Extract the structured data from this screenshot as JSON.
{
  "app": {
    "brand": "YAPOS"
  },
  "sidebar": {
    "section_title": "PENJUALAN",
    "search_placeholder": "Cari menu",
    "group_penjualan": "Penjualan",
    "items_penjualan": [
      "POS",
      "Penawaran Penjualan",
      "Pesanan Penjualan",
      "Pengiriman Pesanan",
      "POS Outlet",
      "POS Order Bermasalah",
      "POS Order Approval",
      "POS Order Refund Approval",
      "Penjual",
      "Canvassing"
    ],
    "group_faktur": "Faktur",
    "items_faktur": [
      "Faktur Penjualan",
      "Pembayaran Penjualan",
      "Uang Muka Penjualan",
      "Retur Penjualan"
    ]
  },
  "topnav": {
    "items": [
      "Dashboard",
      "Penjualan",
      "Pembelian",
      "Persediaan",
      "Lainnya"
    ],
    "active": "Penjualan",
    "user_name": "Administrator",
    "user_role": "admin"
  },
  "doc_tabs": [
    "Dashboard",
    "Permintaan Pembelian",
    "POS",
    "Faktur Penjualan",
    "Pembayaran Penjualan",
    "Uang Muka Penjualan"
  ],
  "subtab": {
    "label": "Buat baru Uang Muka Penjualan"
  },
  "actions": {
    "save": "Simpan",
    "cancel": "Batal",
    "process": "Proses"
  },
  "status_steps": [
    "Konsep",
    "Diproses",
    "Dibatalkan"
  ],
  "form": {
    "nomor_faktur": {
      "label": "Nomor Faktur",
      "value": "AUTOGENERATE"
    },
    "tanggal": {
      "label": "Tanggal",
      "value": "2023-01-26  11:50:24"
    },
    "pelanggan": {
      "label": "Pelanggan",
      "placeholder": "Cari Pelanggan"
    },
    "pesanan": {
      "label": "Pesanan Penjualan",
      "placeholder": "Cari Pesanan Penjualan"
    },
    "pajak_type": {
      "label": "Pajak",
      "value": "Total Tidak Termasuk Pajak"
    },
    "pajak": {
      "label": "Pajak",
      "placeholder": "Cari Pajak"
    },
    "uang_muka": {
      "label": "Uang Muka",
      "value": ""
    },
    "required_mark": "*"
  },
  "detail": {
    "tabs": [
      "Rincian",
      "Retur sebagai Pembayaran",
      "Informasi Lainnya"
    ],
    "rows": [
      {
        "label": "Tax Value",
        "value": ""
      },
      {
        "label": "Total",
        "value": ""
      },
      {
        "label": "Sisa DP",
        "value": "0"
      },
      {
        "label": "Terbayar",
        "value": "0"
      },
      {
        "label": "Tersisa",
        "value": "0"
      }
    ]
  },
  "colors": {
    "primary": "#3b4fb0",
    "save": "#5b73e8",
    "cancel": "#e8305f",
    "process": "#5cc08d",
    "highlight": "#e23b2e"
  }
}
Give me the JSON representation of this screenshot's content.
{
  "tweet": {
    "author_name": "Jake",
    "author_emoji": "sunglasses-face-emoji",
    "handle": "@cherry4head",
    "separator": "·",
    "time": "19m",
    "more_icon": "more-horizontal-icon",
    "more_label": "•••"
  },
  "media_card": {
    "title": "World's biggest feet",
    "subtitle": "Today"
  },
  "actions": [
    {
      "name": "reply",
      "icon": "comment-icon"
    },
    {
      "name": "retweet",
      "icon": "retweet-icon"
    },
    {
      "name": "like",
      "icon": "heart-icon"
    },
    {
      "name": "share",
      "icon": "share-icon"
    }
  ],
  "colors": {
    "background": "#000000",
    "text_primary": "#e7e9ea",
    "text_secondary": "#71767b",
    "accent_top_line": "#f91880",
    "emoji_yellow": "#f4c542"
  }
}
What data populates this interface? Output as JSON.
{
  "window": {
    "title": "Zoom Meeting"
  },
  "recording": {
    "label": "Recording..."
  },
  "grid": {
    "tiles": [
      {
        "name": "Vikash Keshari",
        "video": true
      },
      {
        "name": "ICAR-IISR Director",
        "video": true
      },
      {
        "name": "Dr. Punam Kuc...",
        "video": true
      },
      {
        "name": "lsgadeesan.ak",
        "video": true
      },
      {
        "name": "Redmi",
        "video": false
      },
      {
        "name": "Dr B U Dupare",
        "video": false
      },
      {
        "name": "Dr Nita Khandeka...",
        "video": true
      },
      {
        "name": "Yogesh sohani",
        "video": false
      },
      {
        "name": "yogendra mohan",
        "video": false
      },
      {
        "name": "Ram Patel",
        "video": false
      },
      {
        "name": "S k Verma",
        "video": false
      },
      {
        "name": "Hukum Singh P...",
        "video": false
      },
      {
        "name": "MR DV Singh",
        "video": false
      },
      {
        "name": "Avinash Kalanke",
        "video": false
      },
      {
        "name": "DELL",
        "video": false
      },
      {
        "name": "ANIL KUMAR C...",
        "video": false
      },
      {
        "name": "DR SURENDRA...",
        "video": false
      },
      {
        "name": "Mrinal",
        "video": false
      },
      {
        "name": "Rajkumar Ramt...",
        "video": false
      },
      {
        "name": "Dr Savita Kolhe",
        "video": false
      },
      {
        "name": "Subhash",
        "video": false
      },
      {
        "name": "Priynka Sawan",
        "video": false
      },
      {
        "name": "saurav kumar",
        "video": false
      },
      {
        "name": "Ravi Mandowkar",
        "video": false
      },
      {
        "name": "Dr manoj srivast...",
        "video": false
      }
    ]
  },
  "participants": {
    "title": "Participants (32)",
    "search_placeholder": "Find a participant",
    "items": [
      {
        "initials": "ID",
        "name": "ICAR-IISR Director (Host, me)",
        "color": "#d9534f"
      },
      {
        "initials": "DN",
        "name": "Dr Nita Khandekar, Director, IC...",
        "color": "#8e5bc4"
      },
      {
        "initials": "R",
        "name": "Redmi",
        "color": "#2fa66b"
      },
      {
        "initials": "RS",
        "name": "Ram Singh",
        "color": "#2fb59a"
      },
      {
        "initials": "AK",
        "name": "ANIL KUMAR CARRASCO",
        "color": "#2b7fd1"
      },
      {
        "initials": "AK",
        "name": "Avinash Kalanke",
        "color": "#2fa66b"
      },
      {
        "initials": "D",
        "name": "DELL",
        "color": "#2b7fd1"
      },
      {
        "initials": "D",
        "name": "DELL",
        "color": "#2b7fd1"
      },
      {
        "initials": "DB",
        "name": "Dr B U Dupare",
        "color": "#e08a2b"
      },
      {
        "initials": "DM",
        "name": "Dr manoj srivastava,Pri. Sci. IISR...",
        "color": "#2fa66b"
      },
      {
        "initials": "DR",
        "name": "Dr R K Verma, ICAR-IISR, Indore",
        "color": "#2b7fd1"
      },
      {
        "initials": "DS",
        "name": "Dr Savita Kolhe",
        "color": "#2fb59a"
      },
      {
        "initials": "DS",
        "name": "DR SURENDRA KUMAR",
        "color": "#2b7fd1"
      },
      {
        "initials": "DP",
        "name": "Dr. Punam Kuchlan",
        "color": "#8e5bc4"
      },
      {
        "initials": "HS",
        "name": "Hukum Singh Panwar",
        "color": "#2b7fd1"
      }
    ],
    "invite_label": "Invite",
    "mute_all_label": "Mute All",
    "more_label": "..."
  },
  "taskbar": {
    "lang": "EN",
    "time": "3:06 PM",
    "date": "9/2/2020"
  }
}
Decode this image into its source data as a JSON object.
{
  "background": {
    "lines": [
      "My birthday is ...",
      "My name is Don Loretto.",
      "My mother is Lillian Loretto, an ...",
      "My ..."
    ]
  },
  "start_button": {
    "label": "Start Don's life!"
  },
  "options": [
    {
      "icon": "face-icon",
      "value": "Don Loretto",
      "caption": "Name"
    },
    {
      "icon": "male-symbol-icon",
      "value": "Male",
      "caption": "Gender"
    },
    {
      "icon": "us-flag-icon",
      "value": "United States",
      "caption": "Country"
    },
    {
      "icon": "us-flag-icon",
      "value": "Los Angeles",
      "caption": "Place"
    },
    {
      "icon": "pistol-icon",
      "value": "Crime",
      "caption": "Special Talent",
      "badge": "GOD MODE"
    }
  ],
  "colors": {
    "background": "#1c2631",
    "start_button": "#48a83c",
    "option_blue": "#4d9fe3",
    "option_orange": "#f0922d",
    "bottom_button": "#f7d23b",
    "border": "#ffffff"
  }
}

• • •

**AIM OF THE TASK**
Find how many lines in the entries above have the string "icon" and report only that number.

**ANSWER TO THE EXERCISE**
10